— EXERCISE PROMPT —
Return each line in the records below that includes "icon".
Top of GIVEN RECORDS
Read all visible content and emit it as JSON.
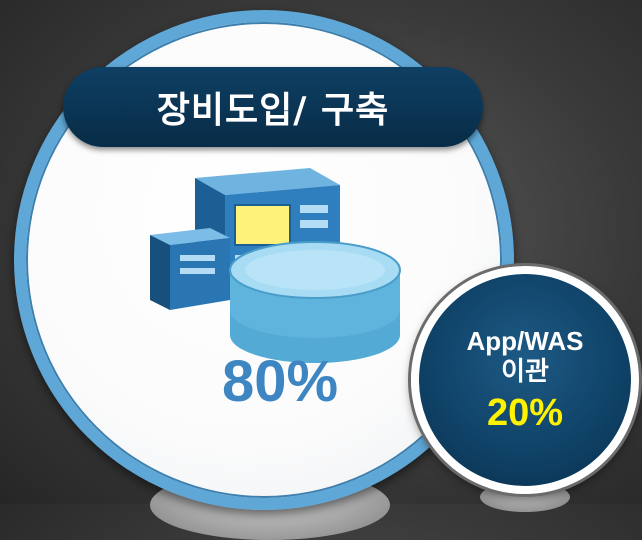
{
  "main_block": {
    "title": "장비도입/ 구축",
    "percent": "80%",
    "icon": "server-database-icon"
  },
  "side_block": {
    "label_line1": "App/WAS",
    "label_line2": "이관",
    "percent": "20%"
  },
  "colors": {
    "ring": "#5fa7d6",
    "title_bg": "#0e3f63",
    "big_percent": "#3e86c2",
    "small_percent": "#fff200",
    "small_bg": "#0e3f63"
  }
}
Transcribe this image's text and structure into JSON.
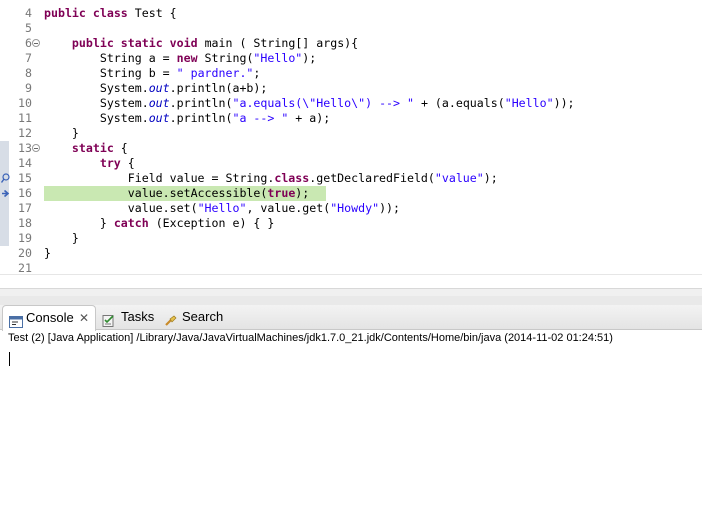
{
  "editor": {
    "lines": [
      {
        "num": "4",
        "tokens": [
          {
            "t": "public",
            "c": "kw"
          },
          {
            "t": " "
          },
          {
            "t": "class",
            "c": "kw"
          },
          {
            "t": " Test {"
          }
        ]
      },
      {
        "num": "5",
        "tokens": []
      },
      {
        "num": "6",
        "fold": true,
        "tokens": [
          {
            "t": "    "
          },
          {
            "t": "public",
            "c": "kw"
          },
          {
            "t": " "
          },
          {
            "t": "static",
            "c": "kw"
          },
          {
            "t": " "
          },
          {
            "t": "void",
            "c": "kw"
          },
          {
            "t": " main ( String[] args){"
          }
        ]
      },
      {
        "num": "7",
        "tokens": [
          {
            "t": "        String a = "
          },
          {
            "t": "new",
            "c": "kw"
          },
          {
            "t": " String("
          },
          {
            "t": "\"Hello\"",
            "c": "str"
          },
          {
            "t": ");"
          }
        ]
      },
      {
        "num": "8",
        "tokens": [
          {
            "t": "        String b = "
          },
          {
            "t": "\" pardner.\"",
            "c": "str"
          },
          {
            "t": ";"
          }
        ]
      },
      {
        "num": "9",
        "tokens": [
          {
            "t": "        System."
          },
          {
            "t": "out",
            "c": "fld"
          },
          {
            "t": ".println(a+b);"
          }
        ]
      },
      {
        "num": "10",
        "tokens": [
          {
            "t": "        System."
          },
          {
            "t": "out",
            "c": "fld"
          },
          {
            "t": ".println("
          },
          {
            "t": "\"a.equals(\\\"Hello\\\") --> \"",
            "c": "str"
          },
          {
            "t": " + (a.equals("
          },
          {
            "t": "\"Hello\"",
            "c": "str"
          },
          {
            "t": "));"
          }
        ]
      },
      {
        "num": "11",
        "tokens": [
          {
            "t": "        System."
          },
          {
            "t": "out",
            "c": "fld"
          },
          {
            "t": ".println("
          },
          {
            "t": "\"a --> \"",
            "c": "str"
          },
          {
            "t": " + a);"
          }
        ]
      },
      {
        "num": "12",
        "tokens": [
          {
            "t": "    }"
          }
        ]
      },
      {
        "num": "13",
        "fold": true,
        "tokens": [
          {
            "t": "    "
          },
          {
            "t": "static",
            "c": "kw"
          },
          {
            "t": " {"
          }
        ]
      },
      {
        "num": "14",
        "tokens": [
          {
            "t": "        "
          },
          {
            "t": "try",
            "c": "kw"
          },
          {
            "t": " {"
          }
        ]
      },
      {
        "num": "15",
        "marker": "search",
        "tokens": [
          {
            "t": "            Field value = String."
          },
          {
            "t": "class",
            "c": "kw"
          },
          {
            "t": ".getDeclaredField("
          },
          {
            "t": "\"value\"",
            "c": "str"
          },
          {
            "t": ");"
          }
        ]
      },
      {
        "num": "16",
        "marker": "debug",
        "current": true,
        "tokens": [
          {
            "t": "            value.setAccessible("
          },
          {
            "t": "true",
            "c": "kw"
          },
          {
            "t": ");"
          }
        ]
      },
      {
        "num": "17",
        "tokens": [
          {
            "t": "            value.set("
          },
          {
            "t": "\"Hello\"",
            "c": "str"
          },
          {
            "t": ", value.get("
          },
          {
            "t": "\"Howdy\"",
            "c": "str"
          },
          {
            "t": "));"
          }
        ]
      },
      {
        "num": "18",
        "tokens": [
          {
            "t": "        } "
          },
          {
            "t": "catch",
            "c": "kw"
          },
          {
            "t": " (Exception e) { }"
          }
        ]
      },
      {
        "num": "19",
        "tokens": [
          {
            "t": "    }"
          }
        ]
      },
      {
        "num": "20",
        "tokens": [
          {
            "t": "}"
          }
        ]
      },
      {
        "num": "21",
        "tokens": []
      }
    ]
  },
  "console_view": {
    "tabs": [
      {
        "label": "Console",
        "icon": "console-icon",
        "active": true,
        "closable": true
      },
      {
        "label": "Tasks",
        "icon": "tasks-icon",
        "active": false
      },
      {
        "label": "Search",
        "icon": "search-icon",
        "active": false
      }
    ],
    "title": "Test (2) [Java Application] /Library/Java/JavaVirtualMachines/jdk1.7.0_21.jdk/Contents/Home/bin/java (2014-11-02 01:24:51)",
    "output": ""
  },
  "colors": {
    "keyword": "#7f0055",
    "string": "#2a00ff",
    "field": "#0000c0",
    "current_line": "#c9e8b2"
  }
}
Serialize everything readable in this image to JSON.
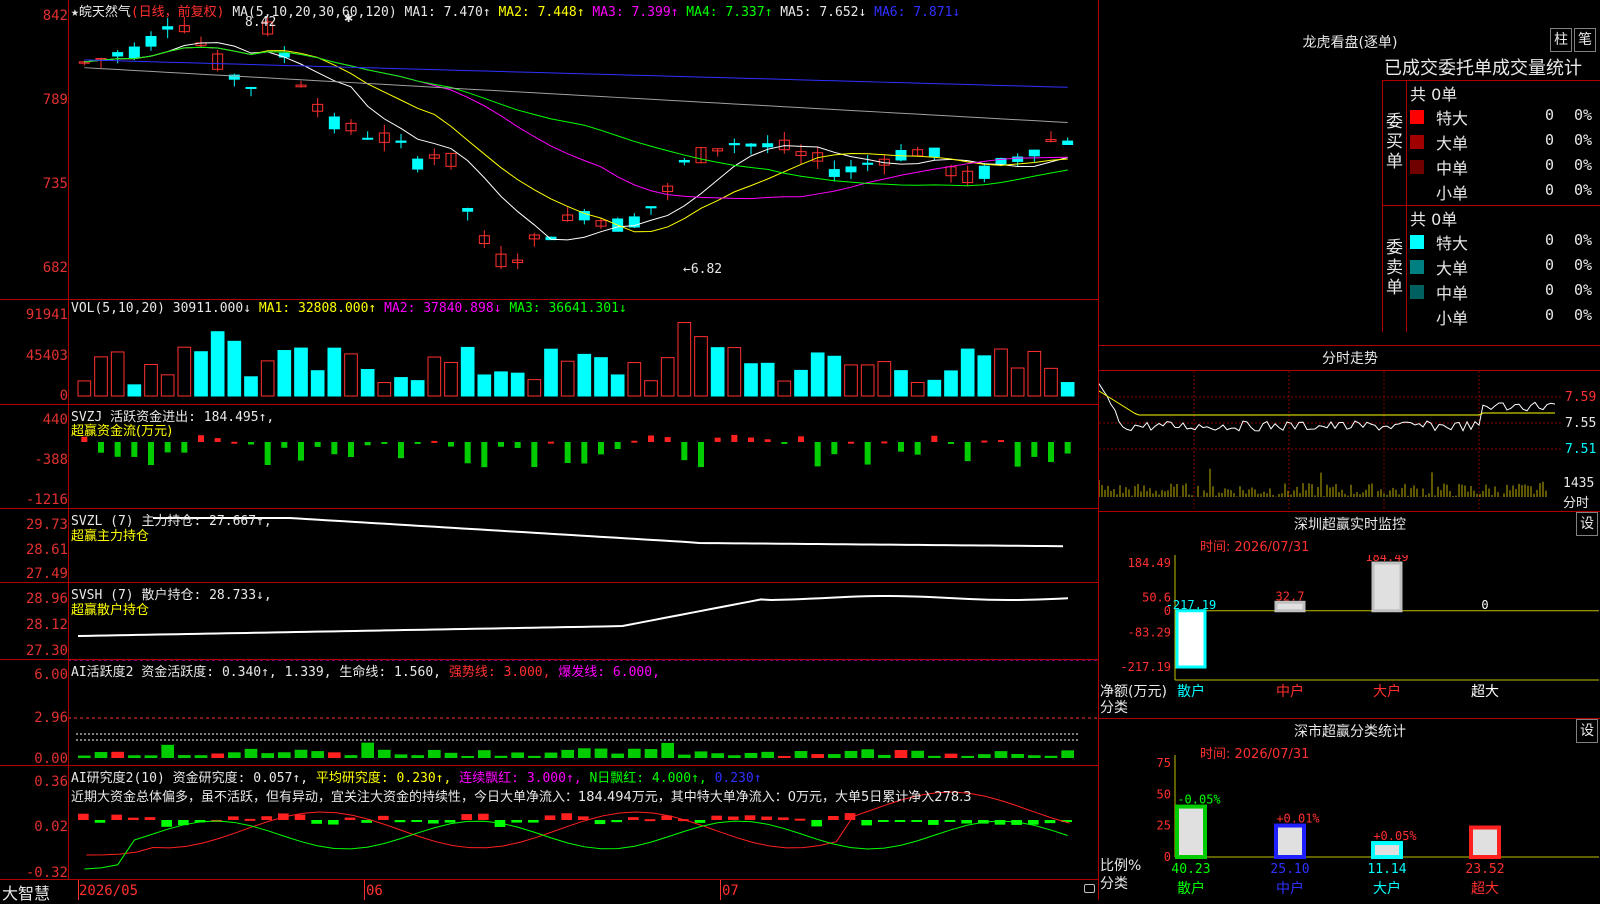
{
  "stock": {
    "star": "★",
    "name": "皖天然气",
    "mode": "(日线，前复权)"
  },
  "ma_header": {
    "label": "MA(5,10,20,30,60,120)",
    "ma1": "MA1: 7.470↑",
    "ma2": "MA2: 7.448↑",
    "ma3": "MA3: 7.399↑",
    "ma4": "MA4: 7.337↑",
    "ma5": "MA5: 7.652↓",
    "ma6": "MA6: 7.871↓",
    "colors": {
      "ma1": "#ffffff",
      "ma2": "#ffff00",
      "ma3": "#ff00ff",
      "ma4": "#00ff00",
      "ma5": "#c0c0c0",
      "ma6": "#3030ff"
    }
  },
  "price_axis": [
    "842",
    "789",
    "735",
    "682"
  ],
  "price_marks": {
    "high": "8.42",
    "low": "←6.82",
    "star_marker": "✱"
  },
  "vol": {
    "label": "VOL(5,10,20)",
    "value": "30911.000↓",
    "ma1": "MA1: 32808.000↑",
    "ma2": "MA2: 37840.898↓",
    "ma3": "MA3: 36641.301↓"
  },
  "vol_axis": [
    "91941",
    "45403",
    "0"
  ],
  "svzj": {
    "line1": "SVZJ  活跃资金进出: 184.495↑,",
    "line2": "超赢资金流(万元)"
  },
  "svzj_axis": [
    "440",
    "-388",
    "-1216"
  ],
  "svzl": {
    "line1": "SVZL (7) 主力持仓: 27.667↑,",
    "line2": "超赢主力持仓"
  },
  "svzl_axis": [
    "29.73",
    "28.61",
    "27.49"
  ],
  "svsh": {
    "line1": "SVSH (7) 散户持仓: 28.733↓,",
    "line2": "超赢散户持仓"
  },
  "svsh_axis": [
    "28.96",
    "28.12",
    "27.30"
  ],
  "ai1": {
    "label": "AI活跃度2 资金活跃度: 0.340↑, 1.339,",
    "life": "生命线: 1.560,",
    "strong": "强势线: 3.000,",
    "burst": "爆发线: 6.000,"
  },
  "ai1_axis": [
    "6.00",
    "2.96",
    "0.00"
  ],
  "ai2": {
    "label": "AI研究度2(10) 资金研究度: 0.057↑,",
    "avg": "平均研究度: 0.230↑,",
    "cont": "连续飘红: 3.000↑,",
    "nday": "N日飘红: 4.000↑,",
    "last": "0.230↑",
    "comment": "近期大资金总体偏多，虽不活跃，但有异动，宜关注大资金的持续性，今日大单净流入：184.494万元，其中特大单净流入：0万元，大单5日累计净入278.3"
  },
  "ai2_axis": [
    "0.36",
    "0.02",
    "-0.32"
  ],
  "date_axis": [
    "2026/05",
    "06",
    "07"
  ],
  "logo": "大智慧",
  "right": {
    "title": "龙虎看盘(逐单)",
    "btn_zhu": "柱",
    "btn_bi": "笔",
    "tabs": "已成交委托单成交量统计",
    "buy_group": "委买单",
    "sell_group": "委卖单",
    "buy_total": "共 0单",
    "sell_total": "共 0单",
    "buy_rows": [
      {
        "label": "特大",
        "v": "0",
        "p": "0%",
        "color": "#ff0000"
      },
      {
        "label": "大单",
        "v": "0",
        "p": "0%",
        "color": "#a00000"
      },
      {
        "label": "中单",
        "v": "0",
        "p": "0%",
        "color": "#700000"
      },
      {
        "label": "小单",
        "v": "0",
        "p": "0%",
        "color": "#000000"
      }
    ],
    "sell_rows": [
      {
        "label": "特大",
        "v": "0",
        "p": "0%",
        "color": "#00ffff"
      },
      {
        "label": "大单",
        "v": "0",
        "p": "0%",
        "color": "#008080"
      },
      {
        "label": "中单",
        "v": "0",
        "p": "0%",
        "color": "#006060"
      },
      {
        "label": "小单",
        "v": "0",
        "p": "0%",
        "color": "#000000"
      }
    ],
    "intraday": {
      "title": "分时走势",
      "axis": [
        "7.59",
        "7.55",
        "7.51"
      ],
      "vol_max": "1435",
      "vol_label": "分时"
    },
    "monitor": {
      "title": "深圳超赢实时监控",
      "btn": "设",
      "time": "时间: 2026/07/31",
      "axis": [
        "184.49",
        "50.6",
        "0",
        "-83.29",
        "-217.19"
      ],
      "values": [
        "-217.19",
        "32.7",
        "184.49",
        "0"
      ],
      "ylabel": "净额(万元)",
      "xlabel": "分类",
      "cats": [
        "散户",
        "中户",
        "大户",
        "超大"
      ]
    },
    "classify": {
      "title": "深市超赢分类统计",
      "btn": "设",
      "time": "时间: 2026/07/31",
      "axis": [
        "75",
        "50",
        "25",
        "0"
      ],
      "pct_labels": [
        "-0.05%",
        "+0.01%",
        "+0.05%",
        ""
      ],
      "values": [
        "40.23",
        "25.10",
        "11.14",
        "23.52"
      ],
      "ylabel": "比例%",
      "xlabel": "分类",
      "cats": [
        "散户",
        "中户",
        "大户",
        "超大"
      ]
    }
  }
}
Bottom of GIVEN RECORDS
— EXERCISE RESULT —
    "icon": "server-database-icon"
        "icon": "console-icon",
        "icon": "tasks-icon",
        "icon": "search-icon",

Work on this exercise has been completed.